### Required work
Before you return the entries below, strip out the pictures and keep all else exact.

### Input
***
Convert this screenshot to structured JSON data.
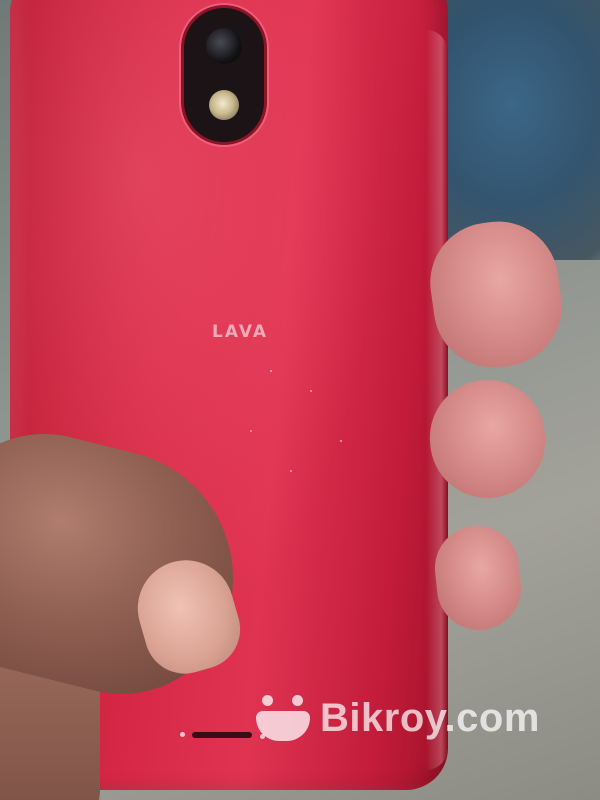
{
  "photo": {
    "brand_logo": "LAVA",
    "watermark_text": "Bikroy.com",
    "watermark_icon": "smiley-bag-icon",
    "colors": {
      "phone_body": "#d62846",
      "watermark": "#ffffff"
    }
  }
}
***
### Result for this exercise
Convert this screenshot to structured JSON data.
{
  "photo": {
    "brand_logo": "LAVA",
    "watermark_text": "Bikroy.com",
    "watermark_icon": "smiley-bag-icon",
    "colors": {
      "phone_body": "#d62846",
      "watermark": "#ffffff"
    }
  }
}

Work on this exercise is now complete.